> WHAT YOU SHOULD DO:
Filter the entries below, keeping every line that has the word "实达BP".

*** ENTRIES PROVIDED

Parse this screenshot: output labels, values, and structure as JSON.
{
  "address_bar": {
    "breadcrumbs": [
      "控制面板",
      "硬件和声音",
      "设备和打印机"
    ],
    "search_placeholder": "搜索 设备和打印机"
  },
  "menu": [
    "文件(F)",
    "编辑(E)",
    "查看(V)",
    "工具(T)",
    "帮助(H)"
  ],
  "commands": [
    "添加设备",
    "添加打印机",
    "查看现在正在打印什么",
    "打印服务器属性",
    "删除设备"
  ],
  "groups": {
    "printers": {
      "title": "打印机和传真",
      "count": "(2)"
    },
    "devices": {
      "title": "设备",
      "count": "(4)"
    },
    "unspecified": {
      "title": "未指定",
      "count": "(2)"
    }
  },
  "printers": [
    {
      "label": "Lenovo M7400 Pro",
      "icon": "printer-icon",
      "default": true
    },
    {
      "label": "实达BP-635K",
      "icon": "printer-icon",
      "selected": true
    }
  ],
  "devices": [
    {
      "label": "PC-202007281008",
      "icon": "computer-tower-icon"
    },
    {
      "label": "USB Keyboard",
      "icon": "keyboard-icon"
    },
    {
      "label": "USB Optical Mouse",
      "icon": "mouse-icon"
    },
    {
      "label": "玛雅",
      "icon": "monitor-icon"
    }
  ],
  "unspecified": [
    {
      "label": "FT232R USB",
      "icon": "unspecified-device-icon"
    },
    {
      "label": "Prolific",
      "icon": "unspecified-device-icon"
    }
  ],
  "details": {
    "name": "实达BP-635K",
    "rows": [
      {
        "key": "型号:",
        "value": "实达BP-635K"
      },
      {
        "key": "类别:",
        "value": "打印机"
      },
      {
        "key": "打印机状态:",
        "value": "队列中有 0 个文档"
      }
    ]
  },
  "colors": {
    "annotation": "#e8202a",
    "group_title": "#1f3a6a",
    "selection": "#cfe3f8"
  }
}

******

> ANSWER SECTION:
      "label": "实达BP-635K",
    "name": "实达BP-635K",
        "value": "实达BP-635K"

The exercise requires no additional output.